Entries from a dataset of interfaces
- - - - - - -

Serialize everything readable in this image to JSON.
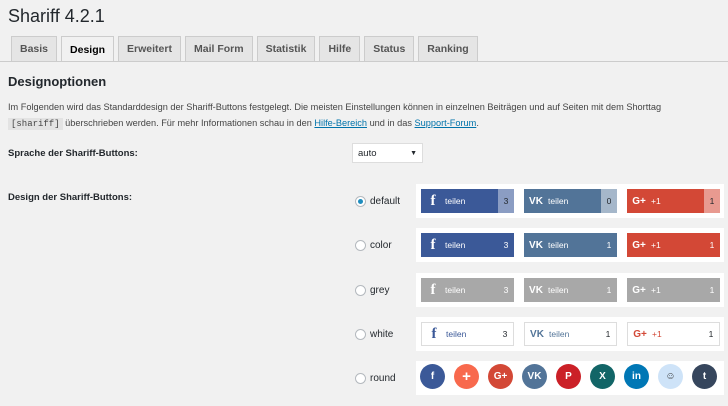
{
  "page_title": "Shariff 4.2.1",
  "tabs": [
    "Basis",
    "Design",
    "Erweitert",
    "Mail Form",
    "Statistik",
    "Hilfe",
    "Status",
    "Ranking"
  ],
  "section_title": "Designoptionen",
  "description": {
    "line1": "Im Folgenden wird das Standarddesign der Shariff-Buttons festgelegt. Die meisten Einstellungen können in einzelnen Beiträgen und auf Seiten mit dem Shorttag",
    "code": "[shariff]",
    "line2a": "überschrieben werden. Für mehr Informationen schau in den",
    "link1": "Hilfe-Bereich",
    "line2b": "und in das",
    "link2": "Support-Forum",
    "line2c": "."
  },
  "language_label": "Sprache der Shariff-Buttons:",
  "language_value": "auto",
  "design_label": "Design der Shariff-Buttons:",
  "design_options": [
    {
      "value": "default",
      "selected": true
    },
    {
      "value": "color",
      "selected": false
    },
    {
      "value": "grey",
      "selected": false
    },
    {
      "value": "white",
      "selected": false
    },
    {
      "value": "round",
      "selected": false
    }
  ],
  "button_labels": {
    "facebook": "teilen",
    "vk": "teilen",
    "gplus": "+1"
  },
  "counts": {
    "default": [
      "3",
      "0",
      "1"
    ],
    "color": [
      "3",
      "1",
      "1"
    ],
    "grey": [
      "3",
      "1",
      "1"
    ],
    "white": [
      "3",
      "1",
      "1"
    ]
  },
  "icons": {
    "facebook": "f",
    "vk": "VK",
    "gplus": "G+"
  },
  "round_icons": [
    {
      "name": "facebook-icon",
      "glyph": "f",
      "color": "#3b5998"
    },
    {
      "name": "addthis-icon",
      "glyph": "+",
      "color": "#f8694d"
    },
    {
      "name": "googleplus-icon",
      "glyph": "G+",
      "color": "#d34836"
    },
    {
      "name": "vk-icon",
      "glyph": "VK",
      "color": "#527498"
    },
    {
      "name": "pinterest-icon",
      "glyph": "P",
      "color": "#cb2027"
    },
    {
      "name": "xing-icon",
      "glyph": "X",
      "color": "#126567"
    },
    {
      "name": "linkedin-icon",
      "glyph": "in",
      "color": "#0077b5"
    },
    {
      "name": "reddit-icon",
      "glyph": "☺",
      "color": "#cee3f8"
    },
    {
      "name": "tumblr-icon",
      "glyph": "t",
      "color": "#36465d"
    }
  ],
  "colors": {
    "facebook": "#3b5998",
    "facebook_dark": "#2d4373",
    "vk": "#527498",
    "vk_dark": "#3d5a7a",
    "gplus": "#d34836",
    "grey": "#a8a8a8",
    "link": "#0073aa"
  }
}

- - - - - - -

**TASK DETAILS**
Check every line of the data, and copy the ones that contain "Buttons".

**EXERCISE SOLUTION**
    "line1": "Im Folgenden wird das Standarddesign der Shariff-Buttons festgelegt. Die meisten Einstellungen können in einzelnen Beiträgen und auf Seiten mit dem Shorttag",
  "language_label": "Sprache der Shariff-Buttons:",
  "design_label": "Design der Shariff-Buttons:",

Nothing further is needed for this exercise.